▶ _Data provided_:
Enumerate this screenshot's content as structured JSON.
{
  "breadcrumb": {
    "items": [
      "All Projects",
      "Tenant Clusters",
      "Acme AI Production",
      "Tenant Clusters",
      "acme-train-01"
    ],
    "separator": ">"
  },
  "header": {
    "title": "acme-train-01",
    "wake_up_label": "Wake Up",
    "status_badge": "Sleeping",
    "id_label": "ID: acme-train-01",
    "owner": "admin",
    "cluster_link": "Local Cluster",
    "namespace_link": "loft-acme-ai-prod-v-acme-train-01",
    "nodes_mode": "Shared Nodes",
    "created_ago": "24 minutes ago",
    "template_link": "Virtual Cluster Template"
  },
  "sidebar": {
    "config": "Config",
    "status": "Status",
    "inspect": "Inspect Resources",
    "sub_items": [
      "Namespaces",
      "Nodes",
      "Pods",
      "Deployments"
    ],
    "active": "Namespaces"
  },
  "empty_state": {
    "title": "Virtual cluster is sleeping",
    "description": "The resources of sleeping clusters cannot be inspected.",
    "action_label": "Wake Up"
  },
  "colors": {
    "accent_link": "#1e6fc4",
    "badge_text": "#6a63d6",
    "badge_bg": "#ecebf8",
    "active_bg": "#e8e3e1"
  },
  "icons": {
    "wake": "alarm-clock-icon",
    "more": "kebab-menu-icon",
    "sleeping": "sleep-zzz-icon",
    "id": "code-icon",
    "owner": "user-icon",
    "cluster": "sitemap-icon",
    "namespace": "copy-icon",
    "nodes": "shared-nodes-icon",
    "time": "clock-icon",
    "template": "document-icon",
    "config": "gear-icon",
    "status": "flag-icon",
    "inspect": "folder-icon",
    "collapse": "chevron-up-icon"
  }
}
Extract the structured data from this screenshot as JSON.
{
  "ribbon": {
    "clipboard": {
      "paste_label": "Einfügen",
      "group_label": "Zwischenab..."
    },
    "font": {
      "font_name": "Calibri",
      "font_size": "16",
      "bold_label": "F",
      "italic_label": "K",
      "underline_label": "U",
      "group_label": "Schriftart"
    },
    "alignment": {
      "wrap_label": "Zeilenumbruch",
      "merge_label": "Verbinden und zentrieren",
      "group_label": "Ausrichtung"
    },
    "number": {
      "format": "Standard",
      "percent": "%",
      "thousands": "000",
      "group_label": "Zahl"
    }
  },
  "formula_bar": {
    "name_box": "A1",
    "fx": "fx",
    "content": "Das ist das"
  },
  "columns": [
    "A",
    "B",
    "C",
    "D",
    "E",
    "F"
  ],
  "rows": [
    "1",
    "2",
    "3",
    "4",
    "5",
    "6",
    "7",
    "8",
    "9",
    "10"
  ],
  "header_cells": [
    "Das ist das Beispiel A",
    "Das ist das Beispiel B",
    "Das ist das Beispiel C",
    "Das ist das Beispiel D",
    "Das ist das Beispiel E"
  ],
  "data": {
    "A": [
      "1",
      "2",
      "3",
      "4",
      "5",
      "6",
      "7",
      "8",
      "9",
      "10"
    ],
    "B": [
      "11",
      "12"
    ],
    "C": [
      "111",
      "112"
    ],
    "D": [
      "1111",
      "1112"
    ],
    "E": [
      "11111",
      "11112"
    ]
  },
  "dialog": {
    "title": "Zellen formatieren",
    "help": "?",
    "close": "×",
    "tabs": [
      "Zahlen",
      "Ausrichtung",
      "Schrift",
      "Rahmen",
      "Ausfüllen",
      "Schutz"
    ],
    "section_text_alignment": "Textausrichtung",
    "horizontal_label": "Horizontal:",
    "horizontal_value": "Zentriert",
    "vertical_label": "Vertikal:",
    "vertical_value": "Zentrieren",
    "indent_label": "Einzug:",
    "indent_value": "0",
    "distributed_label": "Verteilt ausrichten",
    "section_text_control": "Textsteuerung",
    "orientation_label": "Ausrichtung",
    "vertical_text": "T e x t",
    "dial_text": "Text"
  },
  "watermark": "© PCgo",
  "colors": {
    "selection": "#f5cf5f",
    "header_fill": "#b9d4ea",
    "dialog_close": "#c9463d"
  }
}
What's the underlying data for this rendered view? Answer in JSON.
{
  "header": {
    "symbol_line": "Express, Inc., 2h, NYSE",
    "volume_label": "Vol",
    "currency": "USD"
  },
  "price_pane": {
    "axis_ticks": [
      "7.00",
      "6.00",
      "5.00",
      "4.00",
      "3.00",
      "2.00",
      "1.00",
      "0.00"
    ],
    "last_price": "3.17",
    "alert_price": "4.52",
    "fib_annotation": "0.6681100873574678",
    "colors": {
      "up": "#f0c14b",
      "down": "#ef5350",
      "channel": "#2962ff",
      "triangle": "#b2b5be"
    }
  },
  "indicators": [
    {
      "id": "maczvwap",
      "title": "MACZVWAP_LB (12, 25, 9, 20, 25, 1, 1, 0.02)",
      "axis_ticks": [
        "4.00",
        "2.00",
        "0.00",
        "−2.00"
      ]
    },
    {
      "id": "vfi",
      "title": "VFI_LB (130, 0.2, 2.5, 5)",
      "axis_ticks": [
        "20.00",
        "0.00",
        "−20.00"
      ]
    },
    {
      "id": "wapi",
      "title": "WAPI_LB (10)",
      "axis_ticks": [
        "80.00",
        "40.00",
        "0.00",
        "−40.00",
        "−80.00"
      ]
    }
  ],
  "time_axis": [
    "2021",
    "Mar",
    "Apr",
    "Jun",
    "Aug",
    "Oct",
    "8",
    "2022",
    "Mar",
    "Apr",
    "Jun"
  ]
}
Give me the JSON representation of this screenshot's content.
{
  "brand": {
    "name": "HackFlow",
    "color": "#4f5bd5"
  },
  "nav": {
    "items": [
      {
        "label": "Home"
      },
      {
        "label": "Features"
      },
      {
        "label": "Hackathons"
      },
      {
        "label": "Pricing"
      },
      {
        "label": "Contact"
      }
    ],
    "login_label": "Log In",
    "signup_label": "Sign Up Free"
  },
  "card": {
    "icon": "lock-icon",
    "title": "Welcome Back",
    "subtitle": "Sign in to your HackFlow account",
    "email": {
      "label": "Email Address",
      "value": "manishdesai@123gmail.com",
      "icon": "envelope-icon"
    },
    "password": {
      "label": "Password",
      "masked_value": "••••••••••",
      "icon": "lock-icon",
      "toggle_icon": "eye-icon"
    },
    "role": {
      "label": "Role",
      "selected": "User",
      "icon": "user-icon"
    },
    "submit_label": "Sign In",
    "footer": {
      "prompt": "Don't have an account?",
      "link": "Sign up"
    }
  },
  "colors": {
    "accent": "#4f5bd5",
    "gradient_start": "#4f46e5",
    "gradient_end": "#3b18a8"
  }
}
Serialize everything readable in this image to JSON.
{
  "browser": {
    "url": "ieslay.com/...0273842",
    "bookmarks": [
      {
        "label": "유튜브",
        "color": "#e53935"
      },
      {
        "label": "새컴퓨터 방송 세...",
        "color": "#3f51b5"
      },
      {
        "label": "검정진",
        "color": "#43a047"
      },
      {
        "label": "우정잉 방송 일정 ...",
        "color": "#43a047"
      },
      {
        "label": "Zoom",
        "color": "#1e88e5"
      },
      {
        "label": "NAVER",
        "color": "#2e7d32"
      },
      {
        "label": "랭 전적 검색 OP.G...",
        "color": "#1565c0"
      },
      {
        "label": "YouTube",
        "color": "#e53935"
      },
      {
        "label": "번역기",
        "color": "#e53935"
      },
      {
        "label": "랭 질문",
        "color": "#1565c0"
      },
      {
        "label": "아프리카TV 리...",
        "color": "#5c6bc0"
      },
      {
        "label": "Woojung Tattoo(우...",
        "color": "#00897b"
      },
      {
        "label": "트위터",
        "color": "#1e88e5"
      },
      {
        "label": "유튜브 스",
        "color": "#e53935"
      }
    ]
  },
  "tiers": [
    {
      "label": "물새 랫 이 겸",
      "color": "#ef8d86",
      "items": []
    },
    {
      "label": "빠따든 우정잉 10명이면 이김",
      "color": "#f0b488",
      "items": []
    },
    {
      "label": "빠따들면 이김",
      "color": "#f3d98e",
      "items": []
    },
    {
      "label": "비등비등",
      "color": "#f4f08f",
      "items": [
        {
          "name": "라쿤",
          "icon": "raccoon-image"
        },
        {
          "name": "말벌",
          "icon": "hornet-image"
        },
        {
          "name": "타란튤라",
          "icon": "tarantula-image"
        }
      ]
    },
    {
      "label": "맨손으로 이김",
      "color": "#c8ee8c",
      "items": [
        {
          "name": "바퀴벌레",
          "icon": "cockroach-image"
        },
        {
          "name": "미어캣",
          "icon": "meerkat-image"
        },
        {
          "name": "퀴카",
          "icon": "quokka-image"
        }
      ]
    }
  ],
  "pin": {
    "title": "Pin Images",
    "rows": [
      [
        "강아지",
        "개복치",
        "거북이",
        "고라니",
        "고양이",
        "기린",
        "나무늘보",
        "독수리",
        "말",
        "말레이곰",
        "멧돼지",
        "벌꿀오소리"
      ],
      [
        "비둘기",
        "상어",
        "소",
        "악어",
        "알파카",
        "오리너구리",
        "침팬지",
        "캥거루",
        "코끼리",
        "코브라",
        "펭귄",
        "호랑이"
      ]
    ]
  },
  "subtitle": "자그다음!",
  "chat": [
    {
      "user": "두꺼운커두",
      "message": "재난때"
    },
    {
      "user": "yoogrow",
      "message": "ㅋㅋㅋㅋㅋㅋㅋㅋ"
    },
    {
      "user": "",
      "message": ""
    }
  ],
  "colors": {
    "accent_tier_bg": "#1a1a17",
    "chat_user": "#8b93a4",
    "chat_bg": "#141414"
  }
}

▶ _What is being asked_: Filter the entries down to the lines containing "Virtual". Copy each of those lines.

▶ _Solution to this task_:
    "template_link": "Virtual Cluster Template"
    "title": "Virtual cluster is sleeping",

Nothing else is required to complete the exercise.